### DATA TO PROCESS
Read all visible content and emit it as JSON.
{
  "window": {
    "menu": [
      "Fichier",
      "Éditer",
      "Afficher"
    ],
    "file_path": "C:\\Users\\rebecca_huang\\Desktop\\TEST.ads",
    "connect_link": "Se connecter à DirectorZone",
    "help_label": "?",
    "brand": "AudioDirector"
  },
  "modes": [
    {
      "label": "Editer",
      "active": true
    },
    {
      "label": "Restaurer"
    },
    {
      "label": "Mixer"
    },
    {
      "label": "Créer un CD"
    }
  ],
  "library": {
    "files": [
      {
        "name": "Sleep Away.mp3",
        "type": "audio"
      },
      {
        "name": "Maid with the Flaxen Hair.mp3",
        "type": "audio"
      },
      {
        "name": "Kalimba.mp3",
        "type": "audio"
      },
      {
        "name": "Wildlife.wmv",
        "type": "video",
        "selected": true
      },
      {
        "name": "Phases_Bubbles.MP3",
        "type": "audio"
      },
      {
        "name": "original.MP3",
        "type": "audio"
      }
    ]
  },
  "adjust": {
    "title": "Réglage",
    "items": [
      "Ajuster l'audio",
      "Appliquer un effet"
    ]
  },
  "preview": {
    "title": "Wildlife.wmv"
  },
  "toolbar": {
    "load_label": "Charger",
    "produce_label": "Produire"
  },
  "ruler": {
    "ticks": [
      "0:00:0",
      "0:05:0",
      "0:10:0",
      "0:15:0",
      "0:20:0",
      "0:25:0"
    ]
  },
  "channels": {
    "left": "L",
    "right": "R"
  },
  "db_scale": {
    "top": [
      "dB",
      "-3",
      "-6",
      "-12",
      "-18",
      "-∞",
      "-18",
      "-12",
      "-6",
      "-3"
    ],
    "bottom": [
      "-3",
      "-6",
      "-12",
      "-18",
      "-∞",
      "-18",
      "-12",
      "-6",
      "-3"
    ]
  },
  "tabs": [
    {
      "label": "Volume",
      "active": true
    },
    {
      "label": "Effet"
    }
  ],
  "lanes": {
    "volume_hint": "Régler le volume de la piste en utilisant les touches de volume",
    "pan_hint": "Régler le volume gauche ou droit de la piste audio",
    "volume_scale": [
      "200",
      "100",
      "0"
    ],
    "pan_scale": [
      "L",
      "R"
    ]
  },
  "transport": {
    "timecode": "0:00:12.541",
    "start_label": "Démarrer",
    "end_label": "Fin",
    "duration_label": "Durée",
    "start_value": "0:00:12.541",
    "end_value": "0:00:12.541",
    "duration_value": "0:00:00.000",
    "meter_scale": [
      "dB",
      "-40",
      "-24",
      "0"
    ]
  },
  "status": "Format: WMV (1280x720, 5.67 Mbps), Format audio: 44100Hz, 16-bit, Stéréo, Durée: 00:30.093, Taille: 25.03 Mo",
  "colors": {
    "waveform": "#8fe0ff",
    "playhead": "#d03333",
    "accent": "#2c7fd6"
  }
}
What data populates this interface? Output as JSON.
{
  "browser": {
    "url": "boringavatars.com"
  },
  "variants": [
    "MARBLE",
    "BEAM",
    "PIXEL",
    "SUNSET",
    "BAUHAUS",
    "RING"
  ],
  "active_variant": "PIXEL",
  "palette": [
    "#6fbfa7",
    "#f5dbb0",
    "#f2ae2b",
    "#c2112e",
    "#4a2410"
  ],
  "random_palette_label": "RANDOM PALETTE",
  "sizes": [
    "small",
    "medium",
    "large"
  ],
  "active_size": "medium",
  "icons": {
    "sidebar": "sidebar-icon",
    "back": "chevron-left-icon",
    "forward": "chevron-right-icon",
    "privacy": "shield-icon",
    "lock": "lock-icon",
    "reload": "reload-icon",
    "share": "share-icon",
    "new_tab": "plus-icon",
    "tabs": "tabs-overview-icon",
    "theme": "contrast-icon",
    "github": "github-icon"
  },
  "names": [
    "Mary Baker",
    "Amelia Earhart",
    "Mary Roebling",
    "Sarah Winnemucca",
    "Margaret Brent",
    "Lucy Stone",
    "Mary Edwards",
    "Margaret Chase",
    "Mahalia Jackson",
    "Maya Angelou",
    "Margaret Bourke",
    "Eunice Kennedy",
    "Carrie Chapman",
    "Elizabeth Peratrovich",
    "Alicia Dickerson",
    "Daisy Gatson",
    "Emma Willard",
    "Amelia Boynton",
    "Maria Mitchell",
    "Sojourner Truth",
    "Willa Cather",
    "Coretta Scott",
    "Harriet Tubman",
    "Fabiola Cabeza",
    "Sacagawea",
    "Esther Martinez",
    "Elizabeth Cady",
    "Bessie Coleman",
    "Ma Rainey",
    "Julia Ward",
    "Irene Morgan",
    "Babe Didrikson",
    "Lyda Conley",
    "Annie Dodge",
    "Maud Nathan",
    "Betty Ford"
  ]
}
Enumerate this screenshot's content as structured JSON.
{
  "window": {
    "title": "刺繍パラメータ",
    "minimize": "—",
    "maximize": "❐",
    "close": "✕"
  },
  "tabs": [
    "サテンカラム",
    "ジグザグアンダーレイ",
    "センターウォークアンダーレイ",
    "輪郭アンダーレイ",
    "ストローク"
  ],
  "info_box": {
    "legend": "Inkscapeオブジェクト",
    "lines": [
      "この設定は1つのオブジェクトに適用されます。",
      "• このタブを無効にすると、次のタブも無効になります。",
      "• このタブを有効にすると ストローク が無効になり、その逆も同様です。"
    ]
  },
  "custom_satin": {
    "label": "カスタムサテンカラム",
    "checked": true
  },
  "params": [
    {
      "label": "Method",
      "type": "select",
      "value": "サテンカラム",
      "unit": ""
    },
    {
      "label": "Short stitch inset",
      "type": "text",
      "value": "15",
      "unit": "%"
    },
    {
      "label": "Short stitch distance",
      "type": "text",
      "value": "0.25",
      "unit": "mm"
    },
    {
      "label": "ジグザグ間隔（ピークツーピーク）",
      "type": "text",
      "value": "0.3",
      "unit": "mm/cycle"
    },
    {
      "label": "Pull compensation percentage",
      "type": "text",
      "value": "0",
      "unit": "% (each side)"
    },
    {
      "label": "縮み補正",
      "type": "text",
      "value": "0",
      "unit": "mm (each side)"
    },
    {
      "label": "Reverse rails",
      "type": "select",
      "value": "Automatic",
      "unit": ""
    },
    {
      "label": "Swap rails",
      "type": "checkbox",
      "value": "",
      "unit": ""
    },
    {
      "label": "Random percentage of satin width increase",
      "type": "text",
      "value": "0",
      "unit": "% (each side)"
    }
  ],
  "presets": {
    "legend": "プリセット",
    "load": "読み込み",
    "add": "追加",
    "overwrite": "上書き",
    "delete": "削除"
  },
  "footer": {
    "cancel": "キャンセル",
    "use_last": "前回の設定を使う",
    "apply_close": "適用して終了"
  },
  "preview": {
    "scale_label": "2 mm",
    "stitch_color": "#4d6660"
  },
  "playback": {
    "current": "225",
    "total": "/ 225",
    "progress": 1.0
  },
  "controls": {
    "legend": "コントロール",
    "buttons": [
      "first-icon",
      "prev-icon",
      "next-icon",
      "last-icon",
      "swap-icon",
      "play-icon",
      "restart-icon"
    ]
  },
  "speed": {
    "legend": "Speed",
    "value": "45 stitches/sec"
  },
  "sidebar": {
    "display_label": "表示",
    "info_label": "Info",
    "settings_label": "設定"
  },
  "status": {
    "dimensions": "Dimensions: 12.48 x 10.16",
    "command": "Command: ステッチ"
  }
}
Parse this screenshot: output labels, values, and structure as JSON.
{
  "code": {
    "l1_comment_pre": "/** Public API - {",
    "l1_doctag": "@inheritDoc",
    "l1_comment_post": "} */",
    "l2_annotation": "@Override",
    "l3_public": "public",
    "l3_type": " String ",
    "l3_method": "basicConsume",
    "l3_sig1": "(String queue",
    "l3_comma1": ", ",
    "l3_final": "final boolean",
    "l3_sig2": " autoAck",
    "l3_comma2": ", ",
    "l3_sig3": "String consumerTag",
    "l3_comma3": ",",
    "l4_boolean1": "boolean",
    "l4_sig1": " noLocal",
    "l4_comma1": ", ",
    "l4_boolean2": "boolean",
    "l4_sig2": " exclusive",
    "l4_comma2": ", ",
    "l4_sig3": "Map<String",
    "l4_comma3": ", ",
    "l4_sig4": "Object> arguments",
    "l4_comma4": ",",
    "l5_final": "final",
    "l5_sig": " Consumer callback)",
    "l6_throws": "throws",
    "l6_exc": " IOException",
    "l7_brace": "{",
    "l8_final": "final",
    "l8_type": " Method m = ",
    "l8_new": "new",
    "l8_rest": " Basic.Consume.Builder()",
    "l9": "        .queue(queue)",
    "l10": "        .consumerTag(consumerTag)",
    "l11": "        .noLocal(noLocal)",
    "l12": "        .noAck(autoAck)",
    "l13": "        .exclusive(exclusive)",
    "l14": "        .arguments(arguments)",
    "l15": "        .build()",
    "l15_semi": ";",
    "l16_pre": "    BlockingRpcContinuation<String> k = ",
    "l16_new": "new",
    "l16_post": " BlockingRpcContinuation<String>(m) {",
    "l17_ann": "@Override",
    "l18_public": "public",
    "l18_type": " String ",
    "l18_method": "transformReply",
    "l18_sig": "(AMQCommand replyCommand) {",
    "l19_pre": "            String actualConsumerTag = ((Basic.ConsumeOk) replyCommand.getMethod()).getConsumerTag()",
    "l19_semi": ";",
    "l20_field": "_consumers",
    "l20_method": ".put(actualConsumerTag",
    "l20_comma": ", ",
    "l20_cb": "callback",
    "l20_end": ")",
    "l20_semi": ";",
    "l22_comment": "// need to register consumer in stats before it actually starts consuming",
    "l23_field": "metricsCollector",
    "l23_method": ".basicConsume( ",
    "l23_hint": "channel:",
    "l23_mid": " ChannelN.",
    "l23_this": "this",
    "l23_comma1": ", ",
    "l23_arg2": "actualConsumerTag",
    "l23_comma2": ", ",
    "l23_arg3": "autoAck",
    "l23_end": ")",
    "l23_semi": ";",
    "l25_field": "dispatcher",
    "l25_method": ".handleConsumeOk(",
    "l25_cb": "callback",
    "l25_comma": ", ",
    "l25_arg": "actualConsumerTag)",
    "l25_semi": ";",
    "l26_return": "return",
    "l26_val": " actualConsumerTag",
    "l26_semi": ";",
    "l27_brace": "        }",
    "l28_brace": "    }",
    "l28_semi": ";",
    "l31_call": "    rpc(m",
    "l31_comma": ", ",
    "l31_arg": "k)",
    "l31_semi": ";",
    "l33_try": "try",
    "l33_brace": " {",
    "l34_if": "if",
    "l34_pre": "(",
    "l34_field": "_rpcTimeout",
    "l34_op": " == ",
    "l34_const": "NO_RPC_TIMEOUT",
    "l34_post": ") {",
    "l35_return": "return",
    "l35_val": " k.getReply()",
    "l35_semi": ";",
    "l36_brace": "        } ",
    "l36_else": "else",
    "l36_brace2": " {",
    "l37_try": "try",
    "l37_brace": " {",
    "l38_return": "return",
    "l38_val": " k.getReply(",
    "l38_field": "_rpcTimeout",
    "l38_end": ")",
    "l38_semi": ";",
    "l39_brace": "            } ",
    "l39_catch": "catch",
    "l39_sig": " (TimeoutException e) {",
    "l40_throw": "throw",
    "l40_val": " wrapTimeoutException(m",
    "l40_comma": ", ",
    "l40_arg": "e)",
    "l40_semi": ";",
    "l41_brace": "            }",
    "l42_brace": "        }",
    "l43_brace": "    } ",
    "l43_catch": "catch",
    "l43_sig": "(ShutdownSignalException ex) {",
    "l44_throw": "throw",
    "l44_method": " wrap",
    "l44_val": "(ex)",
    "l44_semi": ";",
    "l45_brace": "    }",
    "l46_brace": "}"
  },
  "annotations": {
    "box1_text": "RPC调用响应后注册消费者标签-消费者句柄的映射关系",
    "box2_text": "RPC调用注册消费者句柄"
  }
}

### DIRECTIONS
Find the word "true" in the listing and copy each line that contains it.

### YOUR SOLUTION
      "active": true
        "selected": true
      "active": true
    "checked": true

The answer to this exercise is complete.